Walkin’ Cane has traveled all over the world to Australia, Nepal, France, Germany, England, Wales and the U.S. from New Orleans, Louisiana to Juneau, Alaska. Over the years he has acquired numerous blues and instrumentalist awards.
His latest album, “One Heart Walkin’” was released earlier this year. It was recorded in two days during the summer of 2013 at the historic G.A.R. Hall in Peninsula, Ohio—a former schoolhouse and Civil War Veteran’s hangout.
The Cleveland Plain Dealer describes One Heart Walkin’ as “a Whitman’s Sampler of blues styles and influences. But each one has the original stamp of Charanghat’s unmistakable guitar playing and powerful swamp-stomp vocals.”
Listening to One Heart Walkin’ is like being a passenger on the old Illinois Central Railroad as Walkin’ Cane takes the listener from the south side of Chicago, through the deep south of the Mississippi Delta, with stops in Memphis, Clarksdale and Bentonia, then to the end of the line of New Orleans, Louisiana.
Black Mountain Bluegrass Boys
August 30 • 7:30 p.m.
A perennial Opera House favorite, The Black Mountain Bluegrass Boys are among West Virginia’s longest-running bluegrass bands. The group first organized in 1968 around the foursome of Richard Hefner (banjo/tenor vocal), his brother Bill Hefner (guitar/mandolin/baritone vocal), their late uncle Glenn “Dude” Irvine (mandolin) and the late Harley Carpenter (guitar/lead vocal). They took their name from Black Mountain in their native Pocahontas County. For five years the group worked a weekly radio show on WVAR, in Richwood. They also made regular appearances at local events and regional bluegrass festivals. In the mid-1970s they recorded a pair of albums: “Million Lonely Days” and “Talk of the County.” More recent albums include “Black Mountain Bluegrass Boys 1968-1973,” “Live at Midnight,” “Live at The Opera House,” and “Live at Greenbrier Valley Theatre.”
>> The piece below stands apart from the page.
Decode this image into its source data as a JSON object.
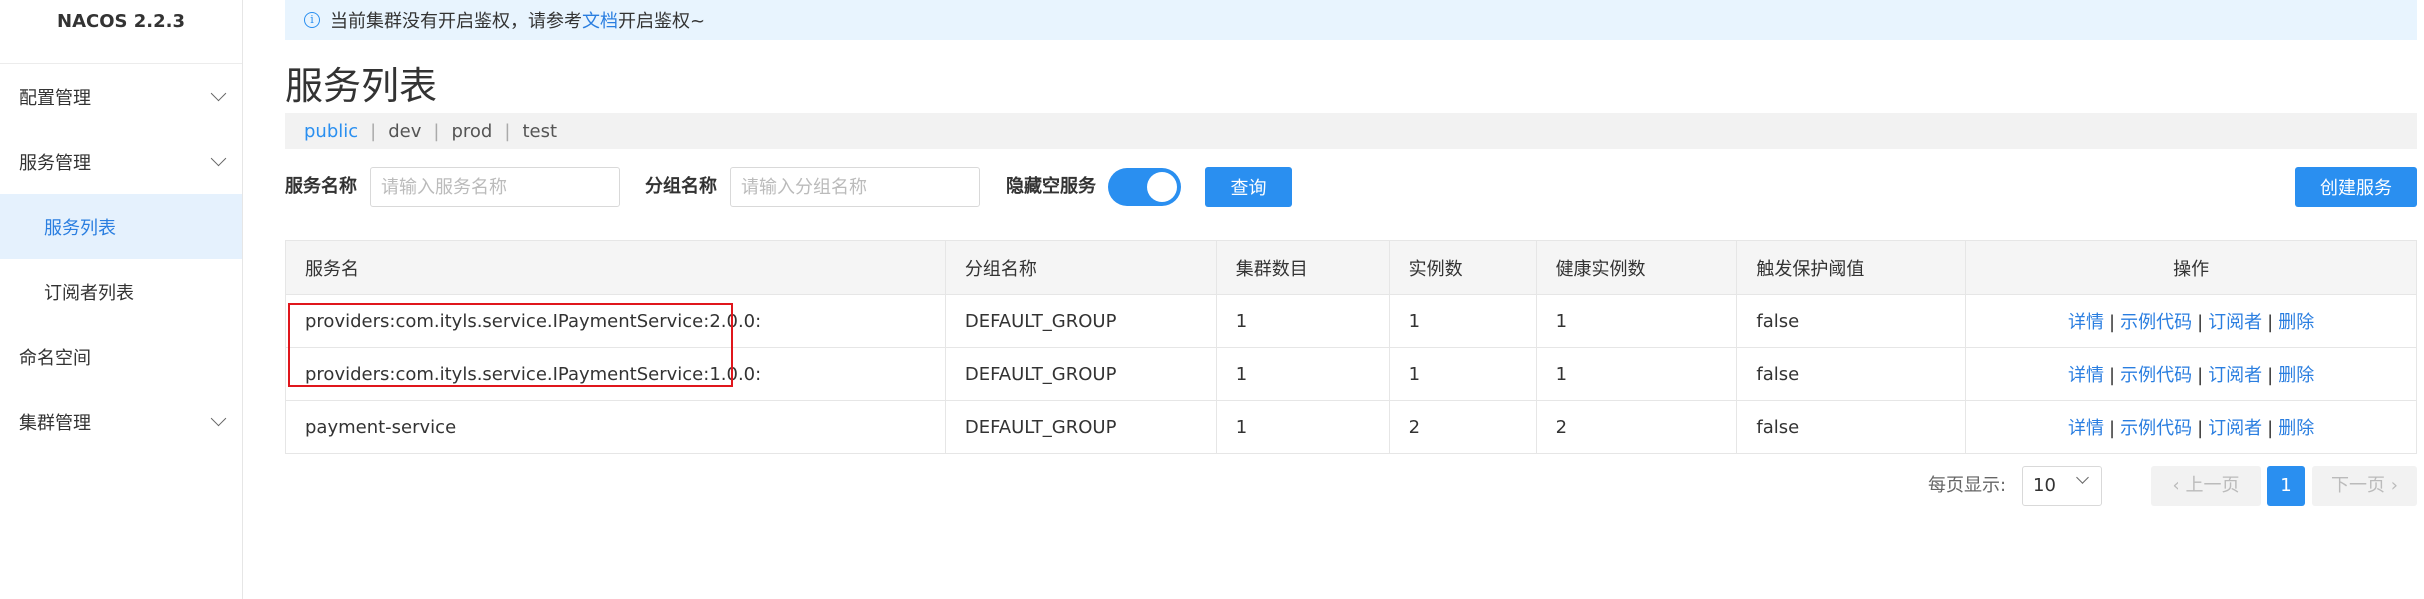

As with many bluegrass bands, the Black Mountain Bluegrass Boys have had changes in personnel over the years. Richard Hefner remains as the lone original member. Hefner’s traditional bluegrass banjo playing and tenor vocals have contributed both continuity and much of the “high lonesome” sound for which the band has become so well-known. He has displayed his banjo skills many times as a victor in contests and at the Vandalia Festival. Chris Nickell from Monroe County, contributes driving lead and rhythm guitar work as well as lead vocals. Rick Carpenter—son of founding member Harley Carpenter—picks a fine mandolin and sings lead and baritone vocals. Bass player Mike Smith, of Culloden, has worked with such notables as Larry Sparks, Dave Evans, and the Goins Brothers.
The Pocahontas County Opera House is located at 818 Third Avenue in Marlinton. Performances at the Opera House are informal, family-friendly and open to all. The entrance and main seating are accessible to persons with disabilities. Persons with disabilities are encouraged to attend; special accommodations can be arranged upon request by calling 304-799-6645.